South Dakota also has a peak daily sunshine period of 5.23 hours. To effectively run a house solely on solar, you require solar batteries and a charge controller to store the energy generated by the solar panels and charge the batteries with energy from the panels, respectively.
It is also important that your home location gets direct sunlight and that trees or other buildings do not shade it. Most important, however, is knowing the energy requirement of the house because this will help determine the number of solar panels, type of charge controller, and required battery capacity.
To go off-grid in South Dakota, you need a solar panel system capable of powering all your home devices and storing the generated solar energy in batteries.
The battery system should have enough capacity to supply your needs when the sun's rays are obstructed, such as at night, during a storm, or severe cloud cover. You require the following steps:
Step 1: Determine your energy needs - The amount of energy you need can be determined by looking at your consumption history. You can get this by referring to a former electricity bill from your utility company.
Step 2: Determine your required number of solar panels - You can calculate this as follows:
South Dakota’s peak sunlight hours (5.23) multiplied by a month (30 days) = 156.9
Use this figure to divide the average use from the utility company. In this case, we use the average monthly consumption in South Dakota (1,019kWh) = 1,019 / 156.9 = 6.49kWh
Using 400-watt solar panels, the required number of solar panels is 6,490W divided by 400W = 16.23, approximated as 17 solar panels.
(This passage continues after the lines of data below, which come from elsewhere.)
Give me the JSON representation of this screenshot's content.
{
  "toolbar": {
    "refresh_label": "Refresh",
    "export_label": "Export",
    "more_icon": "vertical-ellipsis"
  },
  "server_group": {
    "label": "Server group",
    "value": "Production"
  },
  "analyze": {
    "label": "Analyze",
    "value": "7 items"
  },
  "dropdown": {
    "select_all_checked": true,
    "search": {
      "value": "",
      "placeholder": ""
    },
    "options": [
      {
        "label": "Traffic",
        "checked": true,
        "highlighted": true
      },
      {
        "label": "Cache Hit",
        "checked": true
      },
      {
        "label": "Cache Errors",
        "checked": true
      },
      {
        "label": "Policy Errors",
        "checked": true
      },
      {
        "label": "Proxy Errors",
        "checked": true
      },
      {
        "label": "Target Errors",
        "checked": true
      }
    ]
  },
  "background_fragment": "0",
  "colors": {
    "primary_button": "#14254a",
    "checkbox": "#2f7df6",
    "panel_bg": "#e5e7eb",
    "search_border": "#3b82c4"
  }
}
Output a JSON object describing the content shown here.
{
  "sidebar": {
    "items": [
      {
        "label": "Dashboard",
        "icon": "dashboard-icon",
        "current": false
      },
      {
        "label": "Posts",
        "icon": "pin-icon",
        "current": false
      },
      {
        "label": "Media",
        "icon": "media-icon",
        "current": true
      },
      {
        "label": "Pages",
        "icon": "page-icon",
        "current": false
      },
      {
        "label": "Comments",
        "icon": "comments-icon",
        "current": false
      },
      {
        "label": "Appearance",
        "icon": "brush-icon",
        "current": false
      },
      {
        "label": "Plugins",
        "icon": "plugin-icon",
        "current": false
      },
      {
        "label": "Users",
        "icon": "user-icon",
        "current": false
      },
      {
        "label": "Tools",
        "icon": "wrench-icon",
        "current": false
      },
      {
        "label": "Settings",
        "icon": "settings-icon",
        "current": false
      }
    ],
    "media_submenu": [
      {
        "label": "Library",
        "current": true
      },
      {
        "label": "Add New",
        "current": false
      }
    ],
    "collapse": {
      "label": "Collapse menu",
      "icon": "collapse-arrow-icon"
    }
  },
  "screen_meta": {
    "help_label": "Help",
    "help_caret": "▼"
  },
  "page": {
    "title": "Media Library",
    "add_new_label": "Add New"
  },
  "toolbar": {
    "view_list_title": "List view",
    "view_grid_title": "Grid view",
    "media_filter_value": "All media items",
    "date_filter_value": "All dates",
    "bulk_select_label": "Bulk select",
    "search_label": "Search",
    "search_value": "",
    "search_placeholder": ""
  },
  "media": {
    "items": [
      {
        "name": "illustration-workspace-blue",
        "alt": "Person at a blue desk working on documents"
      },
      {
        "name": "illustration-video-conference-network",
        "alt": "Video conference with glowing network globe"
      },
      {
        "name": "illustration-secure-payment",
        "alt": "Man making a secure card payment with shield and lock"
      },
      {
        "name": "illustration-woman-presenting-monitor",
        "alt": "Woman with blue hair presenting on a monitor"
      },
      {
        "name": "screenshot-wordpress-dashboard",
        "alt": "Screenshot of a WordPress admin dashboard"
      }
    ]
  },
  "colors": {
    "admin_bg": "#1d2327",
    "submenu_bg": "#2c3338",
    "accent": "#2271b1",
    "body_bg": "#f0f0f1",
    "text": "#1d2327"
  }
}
Step 3:Determine the required area for solar panels - 400-watt solar panels have a surface area of 20.8 square feet. 17 solar panels, therefore will be 17 multiplied by 20.8 square feet = 353.6 square feet
Using 400-watt solar panels for system sizes from 8kW to 15kW and solar panels at $2.44 per watt will give:
|System Size||Number of Panels||Estimated Space||Estimated Cost.|
|8 kW||20||416 sq. ft.||$19,520|
|9 kW||23||478.4 sq. ft.||$21,960|
|11 kW||28||582.4 sq. ft.||$26,840|
|13 kW||33||686.4 sq. ft.||$31,720|
|14 kW||35||728 sq. ft.||$34,160|
|15 kW||38||790.4 sq. ft.||$36,600|
Yes, you can get Tesla solar panels in South Dakota. Tesla does not have a retail outlet in South Dakota but rather has certified installers who provide services for Tesla solar panels in South Dakota.
These installers also support the Tesla solar roof in South Dakota and the Tesla power wall (battery). Tesla solar panels are 400-watt panels, and they work with the Tesla 3.8kW or 7.6kW solar inverters.
Alternatively, you can opt for the Tesla solar roof, which are 72-watt solar panels designed as glass tiles that look like roofing tiles. You can find a qualified Tesla installer near you in South Dakota using the certified installer finder on the Tesla website.